Following Glenn, a plan under which an administrator both evaluates and pays benefits claims creates the kind of conflict of interest that courts must take into account and weigh as a factor in determining whether there was an abuse of discretion, but does not make de novo review appropriate. See Glenn, 128 S. Ct. at 2348. This is true even where the plaintiff shows that the conflict of interest affected the choice of a reasonable interpretation. See id.

As in Glenn, the Court found that the conduct of the carrier reflected questionable motives. For example:

The reason First Unum gave to McCauley for rejecting the information provided in McCauley’s memorandum was unreasonable and deceptive. Even the most cursory comparison with McCauley’s earlier submission by a competent reviewer would have revealed the myriad of details about his condition, absent from the earlier submission, severely affecting his ability to work. And contrary to First Unum’s representation, it appears the information was afforded little if any weight by the nurse considering his appeal because the memorandum was not signed by a physician. The rejection mischaracterizes the quality and detail of the evidence McCauley had submitted on appeal. This is so particularly because the new submission purported to be information that the physicians at Sloan-Kettering believed justified McCauley’s request for disability.

The selective choice of evidence supporting the plan administrator’s decision also played a role in the court’s decision. The factors are well summarized in this excerpt:

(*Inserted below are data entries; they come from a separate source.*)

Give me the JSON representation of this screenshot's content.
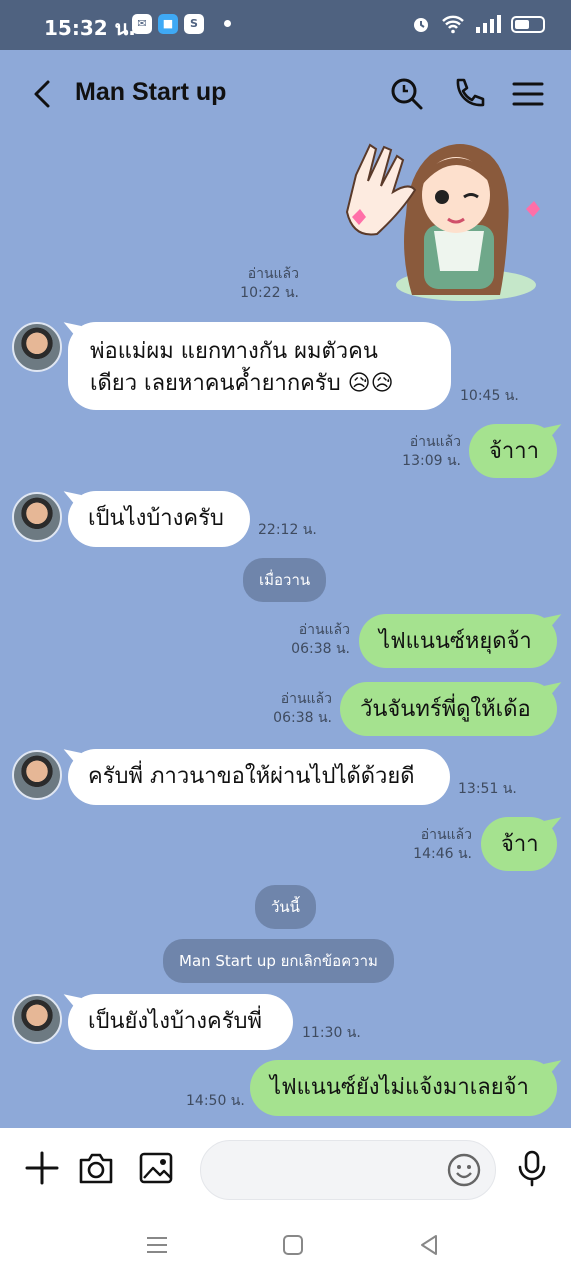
{
  "status": {
    "time": "15:32 น.",
    "left_icons": [
      "messenger-icon",
      "app-icon",
      "shopee-icon"
    ],
    "right_icons": [
      "alarm-icon",
      "wifi-icon",
      "signal-icon",
      "battery-icon"
    ]
  },
  "header": {
    "title": "Man Start up",
    "actions": [
      "search-icon",
      "phone-icon",
      "menu-icon"
    ]
  },
  "messages": [
    {
      "side": "out",
      "type": "sticker",
      "read": "อ่านแล้ว",
      "time": "10:22 น."
    },
    {
      "side": "in",
      "line1": "พ่อแม่ผม แยกทางกัน ผมตัวคน",
      "line2": "เดียว เลยหาคนค้ำยากครับ 😥😥",
      "time": "10:45 น."
    },
    {
      "side": "out",
      "text": "จ้าาา",
      "read": "อ่านแล้ว",
      "time": "13:09 น."
    },
    {
      "side": "in",
      "text": "เป็นไงบ้างครับ",
      "time": "22:12 น."
    },
    {
      "type": "date",
      "text": "เมื่อวาน"
    },
    {
      "side": "out",
      "text": "ไฟแนนซ์หยุดจ้า",
      "read": "อ่านแล้ว",
      "time": "06:38 น."
    },
    {
      "side": "out",
      "text": "วันจันทร์พี่ดูให้เด้อ",
      "read": "อ่านแล้ว",
      "time": "06:38 น."
    },
    {
      "side": "in",
      "text": "ครับพี่ ภาวนาขอให้ผ่านไปได้ด้วยดี",
      "time": "13:51 น."
    },
    {
      "side": "out",
      "text": "จ้าา",
      "read": "อ่านแล้ว",
      "time": "14:46 น."
    },
    {
      "type": "date",
      "text": "วันนี้"
    },
    {
      "type": "system",
      "text": "Man Start up ยกเลิกข้อความ"
    },
    {
      "side": "in",
      "text": "เป็นยังไงบ้างครับพี่",
      "time": "11:30 น."
    },
    {
      "side": "out",
      "text": "ไฟแนนซ์ยังไม่แจ้งมาเลยจ้า",
      "time": "14:50 น."
    }
  ],
  "input": {
    "placeholder": "",
    "left_icons": [
      "plus-icon",
      "camera-icon",
      "image-icon"
    ],
    "right_icons": [
      "emoji-icon",
      "microphone-icon"
    ]
  },
  "colors": {
    "chat_background": "#8ea9d8",
    "status_bar": "#4f6280",
    "incoming_bubble": "#ffffff",
    "outgoing_bubble": "#a5e28f",
    "date_pill": "#6f85ab"
  }
}
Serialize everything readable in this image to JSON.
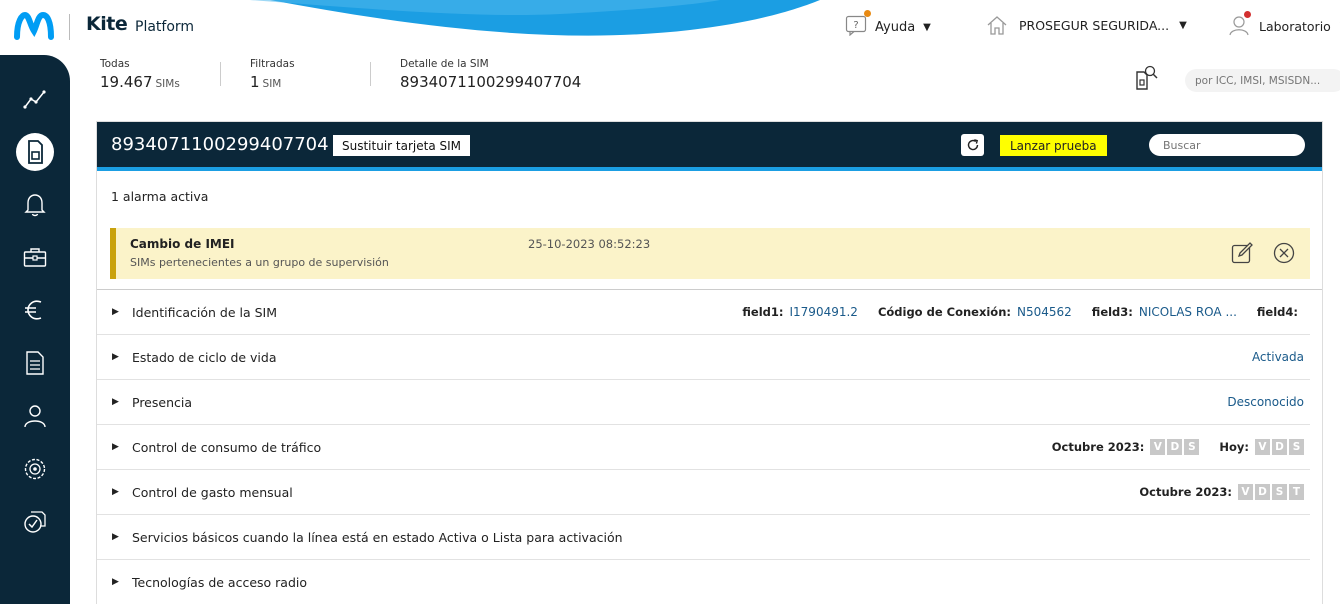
{
  "header": {
    "brand": "Kite",
    "brand_sub": "Platform",
    "help_label": "Ayuda",
    "company_label": "PROSEGUR SEGURIDA...",
    "user_label": "Laboratorio",
    "notification_color": "#e88a13",
    "user_badge_color": "#d32f2f"
  },
  "summary": {
    "all_label": "Todas",
    "all_value": "19.467",
    "all_unit": "SIMs",
    "filtered_label": "Filtradas",
    "filtered_value": "1",
    "filtered_unit": "SIM",
    "detail_label": "Detalle de la SIM",
    "detail_value": "8934071100299407704",
    "search_placeholder": "por ICC, IMSI, MSISDN..."
  },
  "sidebar": {
    "items": [
      {
        "name": "analytics-icon"
      },
      {
        "name": "sim-card-icon",
        "active": true
      },
      {
        "name": "bell-icon"
      },
      {
        "name": "briefcase-icon"
      },
      {
        "name": "euro-icon"
      },
      {
        "name": "document-icon"
      },
      {
        "name": "user-icon"
      },
      {
        "name": "settings-icon"
      },
      {
        "name": "check-shield-icon"
      }
    ]
  },
  "panel": {
    "iccid": "8934071100299407704",
    "replace_sim_label": "Sustituir tarjeta SIM",
    "launch_test_label": "Lanzar prueba",
    "search_placeholder": "Buscar",
    "alarm_count": "1 alarma activa",
    "alarm": {
      "title": "Cambio de IMEI",
      "subtitle": "SIMs pertenecientes a un grupo de supervisión",
      "date": "25-10-2023 08:52:23"
    },
    "rows": [
      {
        "label": "Identificación de la SIM",
        "fields": [
          {
            "key": "field1:",
            "value": "I1790491.2"
          },
          {
            "key": "Código de Conexión:",
            "value": "N504562"
          },
          {
            "key": "field3:",
            "value": "NICOLAS ROA ..."
          },
          {
            "key": "field4:",
            "value": ""
          }
        ]
      },
      {
        "label": "Estado de ciclo de vida",
        "status": "Activada"
      },
      {
        "label": "Presencia",
        "status": "Desconocido"
      },
      {
        "label": "Control de consumo de tráfico",
        "month_label": "Octubre 2023:",
        "month_boxes": [
          "V",
          "D",
          "S"
        ],
        "today_label": "Hoy:",
        "today_boxes": [
          "V",
          "D",
          "S"
        ]
      },
      {
        "label": "Control de gasto mensual",
        "month_label": "Octubre 2023:",
        "month_boxes": [
          "V",
          "D",
          "S",
          "T"
        ]
      },
      {
        "label": "Servicios básicos cuando la línea está en estado Activa o Lista para activación"
      },
      {
        "label": "Tecnologías de acceso radio"
      }
    ]
  }
}
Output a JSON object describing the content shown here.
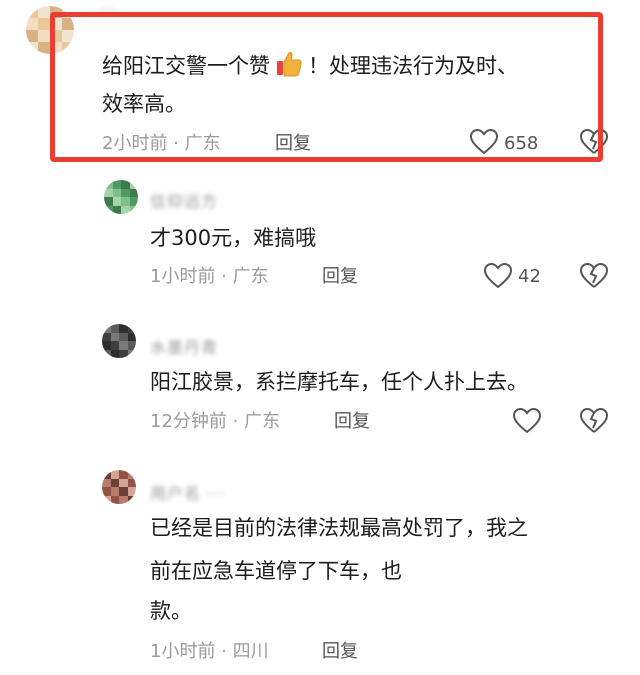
{
  "comments": [
    {
      "name": "···",
      "text_before_emoji": "给阳江交警一个赞",
      "text_after_emoji": "！处理违法行为及时、",
      "text_line2": "效率高。",
      "time_location": "2小时前 · 广东",
      "reply": "回复",
      "likes": "658",
      "avatar_colors": [
        "#e9c99a",
        "#f3dcc0",
        "#d8b184",
        "#f0e3cf"
      ]
    },
    {
      "name": "信仰远方",
      "text": "才300元，难搞哦",
      "time_location": "1小时前 · 广东",
      "reply": "回复",
      "likes": "42",
      "avatar_colors": [
        "#4f9a61",
        "#7fc08a",
        "#a6d3ae",
        "#3d7a4c"
      ]
    },
    {
      "name": "水墨丹青",
      "text": "阳江胶景，系拦摩托车，任个人扑上去。",
      "time_location": "12分钟前 · 广东",
      "reply": "回复",
      "avatar_colors": [
        "#2e2e2e",
        "#5b5b5b",
        "#7a7a7a",
        "#3f3f3f"
      ]
    },
    {
      "name": "用户名 ···",
      "text_line1": "已经是目前的法律法规最高处罚了，我之",
      "text_line2": "前在应急车道停了下车，也",
      "text_line3": "款。",
      "time_location": "1小时前 · 四川",
      "reply": "回复",
      "avatar_colors": [
        "#b77a6b",
        "#8e5446",
        "#d4a596",
        "#6d3e33"
      ]
    }
  ],
  "colors": {
    "highlight": "#ea3e33",
    "meta": "#9b9b9b",
    "text": "#1c1c1c",
    "emoji_thumb": "#f2b23a",
    "emoji_bg": "#e8423b"
  }
}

To recap, we conclude the following:

(1) First Unum operated under a conflict of interest because it was both the claims administrator and payor of benefits;

(2) First Unum’s reliance on one medical report in support of its denial to the detriment of a more detailed contrary report without further investigation was unreasonable;

(3) First Unum deceptively indicated to McCauley that the medical professional assigned to review his records was a medical doctor when the individual was in fact a nurse, failed to obtain a physician’s recommendation, and mischaracterized its rationale for continuing to deny benefits;

(4) First Unum has a well-documented history of abusive claims processing; and

(5) observations (2), (3), and (4), above, collectively lead to the conclusion that First Unum was in fact affected by its conflict of interest. In light of these observations, we find that a reasonable trier of fact could only come to one conclusion: First Unum’s denial was arbitrary and capricious. We award McCauley summary judgment in his favor. He is entitled to benefits and interest to run from September 18, 1995, the date on which First Unum rejected his appeal.

Factors #1, #4 and #5 are highly significant. They will likely form a standard component in challenges to UNUM benefit denials, and particularly in the Second Circuit. Add allegations indicating deception (#3 above) and selectivity in choice of supporting evidence (#2 above), and a prima facia case for abuse of discretion is made out.

This is an excellent example of a court, and a court of appeals, no less, exercising the considerable discretion afforded by Glenn to the benefit of the claimant where the fiduciary is conflicted.

(cross posted on erisaboard.com